"In all events, there's no question that labeling a product as made in the U.S. when it contains significant foreign content or is wholly made elsewhere is a violation of FTC law," wrote Shana Mueller, a TINA spokeswoman, in an email.

Walmart, which yesterday hosted an "open call" for U.S. entrepreneurs interested doing business with the chain, responded in a statement that TINA's claims are "not new." It added: "And as we've said all along, we will continue to work with our suppliers to help ensure we are giving our customers the transparency and authenticity they are looking for."

Since TINA's original FTC complaint, the Bentonville, Arkansas-based retailer has added a disclaimer to product listings indicating that the origin information may not be accurate and that it's up to consumers to verify it. TINA counters that such caveats aren't robust enough to address the legal issues raised by bogus product origin information. Moreover, most people probably won't notice the warnings because they're difficult to find on Walmart.com, TINA said.

"Walmart certainly has work to do to ensure consumers, especially those who studies have shown pay more for American-made items, are getting accurate information about where the company's products are really made," according to TINA.org.

The FTC is scrutinizing the "Made in the USA" claims of dozens of companies and has closed about 40 cases over the past two years. It filed suit in February against Chemence Inc., a glue company that allegedly claimed that certain products were made in America even though they were produced with a "significant amount" of foreign chemicals.

Domestic manufacturing has become a hot-button issue in the presidential election. Presumptive Republican nominee Donald Trump has promised to rip up the trade deals many critics blame for the loss of 5 million manufacturing jobs between 2000 and 2014, although many experts argue that those jobs are unlikely to ever return.

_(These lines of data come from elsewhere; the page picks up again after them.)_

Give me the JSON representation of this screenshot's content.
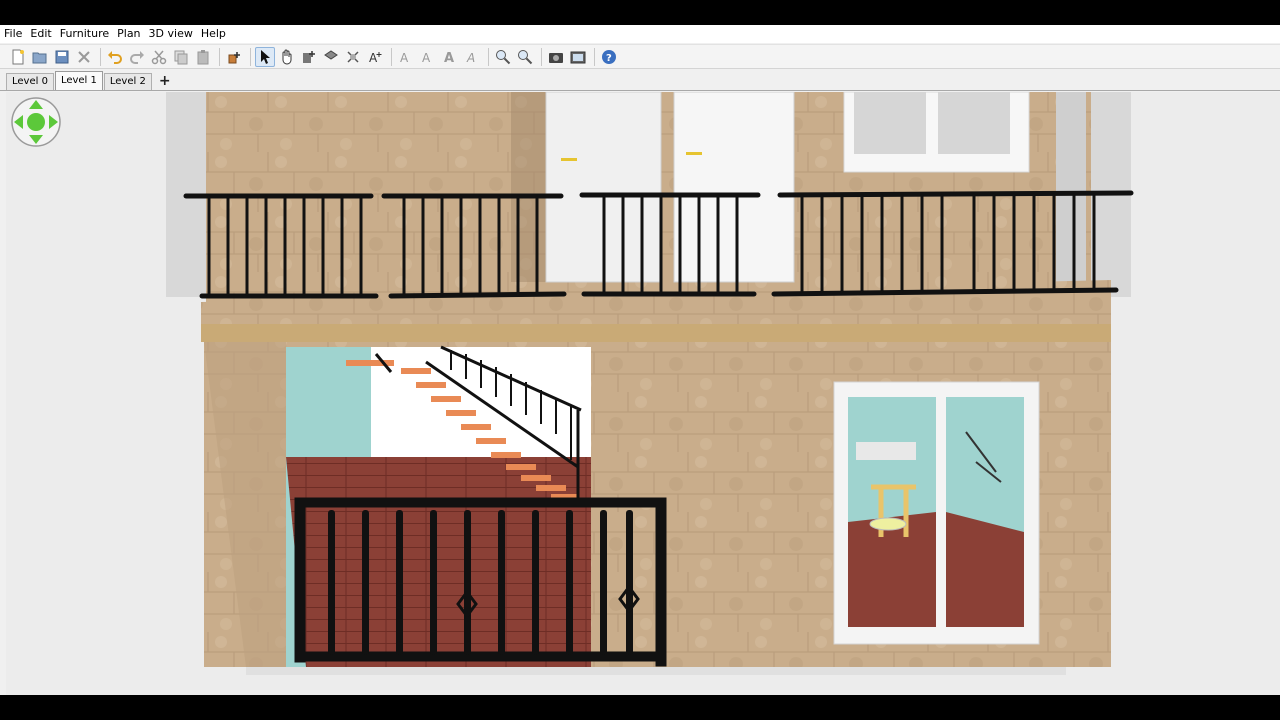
{
  "menubar": {
    "items": [
      "File",
      "Edit",
      "Furniture",
      "Plan",
      "3D view",
      "Help"
    ]
  },
  "toolbar": {
    "buttons": [
      "new-file-icon",
      "open-folder-icon",
      "save-icon",
      "cut-tools-icon",
      "undo-icon",
      "redo-icon",
      "cut-icon",
      "copy-icon",
      "paste-icon",
      "add-furniture-icon",
      "select-arrow-icon",
      "pan-hand-icon",
      "create-walls-icon",
      "create-rooms-icon",
      "create-dimensions-icon",
      "add-text-icon",
      "text-style-icon",
      "increase-text-icon",
      "decrease-text-icon",
      "italic-text-icon",
      "zoom-in-icon",
      "zoom-out-icon",
      "create-photo-icon",
      "create-video-icon",
      "help-icon"
    ],
    "active": "select-arrow-icon"
  },
  "levels": {
    "tabs": [
      "Level 0",
      "Level 1",
      "Level 2"
    ],
    "selected": "Level 1",
    "add_symbol": "+"
  },
  "colors": {
    "stone": "#c8ad8a",
    "stone_dark": "#a88e6e",
    "teal_wall": "#9fd3cf",
    "floor": "#8a3f35",
    "stair": "#e98a55",
    "railing": "#111111",
    "door": "#f4f4f4",
    "window_frame": "#f7f7f7",
    "nav_green": "#5cc83a"
  }
}
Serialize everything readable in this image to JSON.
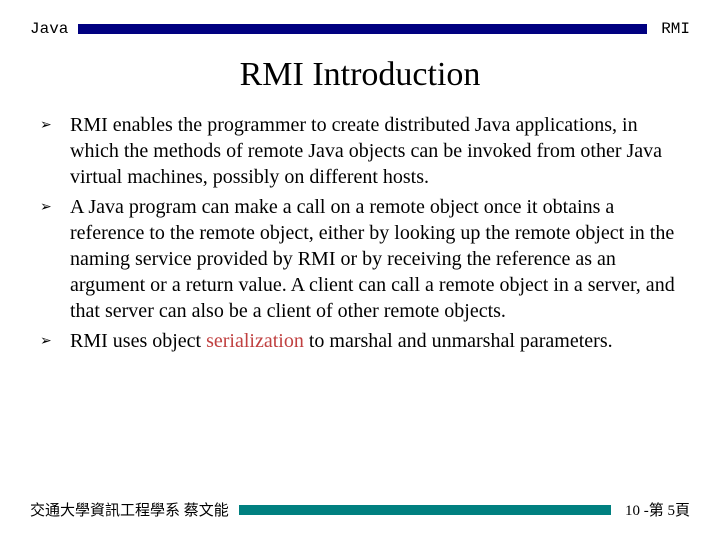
{
  "header": {
    "left": "Java",
    "right": "RMI"
  },
  "title": "RMI Introduction",
  "bullets": [
    {
      "text": "RMI enables the programmer to create distributed Java applications, in which the methods of remote Java objects can be invoked from other Java virtual machines, possibly on different hosts."
    },
    {
      "text": "A Java program can make a call on a remote object once it obtains a reference to the remote object, either by looking up the remote object in the naming service provided by RMI or by receiving the reference as an argument or a return value. A client can call a remote object in a server, and that server can also be a client of other remote objects."
    },
    {
      "pre": "RMI uses object ",
      "highlight": "serialization",
      "post": " to marshal and unmarshal parameters."
    }
  ],
  "footer": {
    "left": "交通大學資訊工程學系 蔡文能",
    "right": "10 -第 5頁"
  }
}
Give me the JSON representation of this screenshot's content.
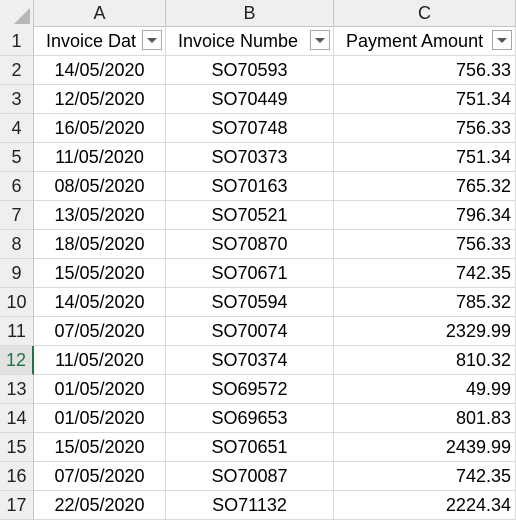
{
  "columns": [
    "A",
    "B",
    "C"
  ],
  "headers": {
    "invoice_date": "Invoice Dat",
    "invoice_number": "Invoice Numbe",
    "payment_amount": "Payment Amount"
  },
  "selected_row": "12",
  "rows": [
    {
      "num": "1"
    },
    {
      "num": "2",
      "date": "14/05/2020",
      "invoice": "SO70593",
      "amount": "756.33"
    },
    {
      "num": "3",
      "date": "12/05/2020",
      "invoice": "SO70449",
      "amount": "751.34"
    },
    {
      "num": "4",
      "date": "16/05/2020",
      "invoice": "SO70748",
      "amount": "756.33"
    },
    {
      "num": "5",
      "date": "11/05/2020",
      "invoice": "SO70373",
      "amount": "751.34"
    },
    {
      "num": "6",
      "date": "08/05/2020",
      "invoice": "SO70163",
      "amount": "765.32"
    },
    {
      "num": "7",
      "date": "13/05/2020",
      "invoice": "SO70521",
      "amount": "796.34"
    },
    {
      "num": "8",
      "date": "18/05/2020",
      "invoice": "SO70870",
      "amount": "756.33"
    },
    {
      "num": "9",
      "date": "15/05/2020",
      "invoice": "SO70671",
      "amount": "742.35"
    },
    {
      "num": "10",
      "date": "14/05/2020",
      "invoice": "SO70594",
      "amount": "785.32"
    },
    {
      "num": "11",
      "date": "07/05/2020",
      "invoice": "SO70074",
      "amount": "2329.99"
    },
    {
      "num": "12",
      "date": "11/05/2020",
      "invoice": "SO70374",
      "amount": "810.32"
    },
    {
      "num": "13",
      "date": "01/05/2020",
      "invoice": "SO69572",
      "amount": "49.99"
    },
    {
      "num": "14",
      "date": "01/05/2020",
      "invoice": "SO69653",
      "amount": "801.83"
    },
    {
      "num": "15",
      "date": "15/05/2020",
      "invoice": "SO70651",
      "amount": "2439.99"
    },
    {
      "num": "16",
      "date": "07/05/2020",
      "invoice": "SO70087",
      "amount": "742.35"
    },
    {
      "num": "17",
      "date": "22/05/2020",
      "invoice": "SO71132",
      "amount": "2224.34"
    }
  ],
  "colors": {
    "selected_row_header": "#217346",
    "header_background": "#efefef",
    "gridline": "#d9d9d9"
  }
}
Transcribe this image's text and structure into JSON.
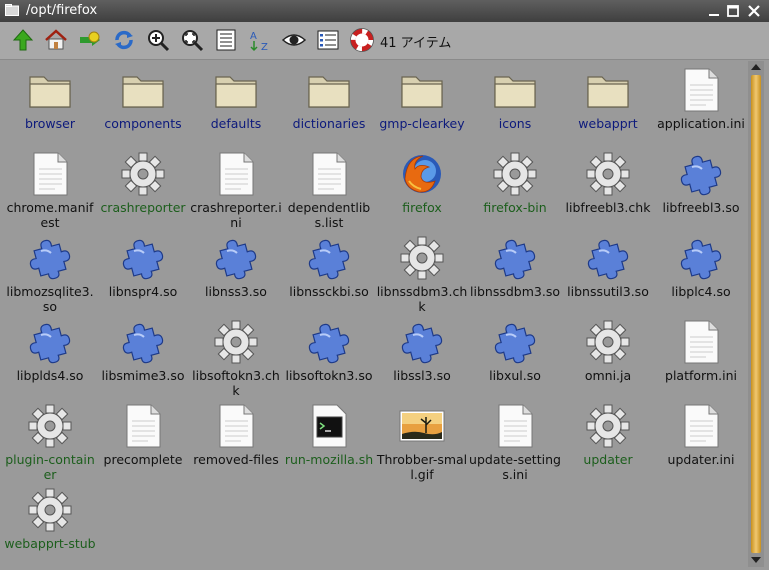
{
  "window": {
    "title": "/opt/firefox"
  },
  "toolbar": {
    "count_label": "41 アイテム"
  },
  "files": [
    {
      "name": "browser",
      "type": "dir"
    },
    {
      "name": "components",
      "type": "dir"
    },
    {
      "name": "defaults",
      "type": "dir"
    },
    {
      "name": "dictionaries",
      "type": "dir"
    },
    {
      "name": "gmp-clearkey",
      "type": "dir"
    },
    {
      "name": "icons",
      "type": "dir"
    },
    {
      "name": "webapprt",
      "type": "dir"
    },
    {
      "name": "application.ini",
      "type": "file"
    },
    {
      "name": "chrome.manifest",
      "type": "file"
    },
    {
      "name": "crashreporter",
      "type": "exe"
    },
    {
      "name": "crashreporter.ini",
      "type": "file"
    },
    {
      "name": "dependentlibs.list",
      "type": "file"
    },
    {
      "name": "firefox",
      "type": "firefox"
    },
    {
      "name": "firefox-bin",
      "type": "exe"
    },
    {
      "name": "libfreebl3.chk",
      "type": "gear"
    },
    {
      "name": "libfreebl3.so",
      "type": "lib"
    },
    {
      "name": "libmozsqlite3.so",
      "type": "lib"
    },
    {
      "name": "libnspr4.so",
      "type": "lib"
    },
    {
      "name": "libnss3.so",
      "type": "lib"
    },
    {
      "name": "libnssckbi.so",
      "type": "lib"
    },
    {
      "name": "libnssdbm3.chk",
      "type": "gear"
    },
    {
      "name": "libnssdbm3.so",
      "type": "lib"
    },
    {
      "name": "libnssutil3.so",
      "type": "lib"
    },
    {
      "name": "libplc4.so",
      "type": "lib"
    },
    {
      "name": "libplds4.so",
      "type": "lib"
    },
    {
      "name": "libsmime3.so",
      "type": "lib"
    },
    {
      "name": "libsoftokn3.chk",
      "type": "gear"
    },
    {
      "name": "libsoftokn3.so",
      "type": "lib"
    },
    {
      "name": "libssl3.so",
      "type": "lib"
    },
    {
      "name": "libxul.so",
      "type": "lib"
    },
    {
      "name": "omni.ja",
      "type": "gear"
    },
    {
      "name": "platform.ini",
      "type": "file"
    },
    {
      "name": "plugin-container",
      "type": "exe"
    },
    {
      "name": "precomplete",
      "type": "file"
    },
    {
      "name": "removed-files",
      "type": "file"
    },
    {
      "name": "run-mozilla.sh",
      "type": "script"
    },
    {
      "name": "Throbber-small.gif",
      "type": "image"
    },
    {
      "name": "update-settings.ini",
      "type": "file"
    },
    {
      "name": "updater",
      "type": "exe"
    },
    {
      "name": "updater.ini",
      "type": "file"
    },
    {
      "name": "webapprt-stub",
      "type": "exe"
    }
  ]
}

Trump's opponent, Democrat Hillary Clinton, has called for tax breaks to encourage investments in hard-hit manufacturing communities.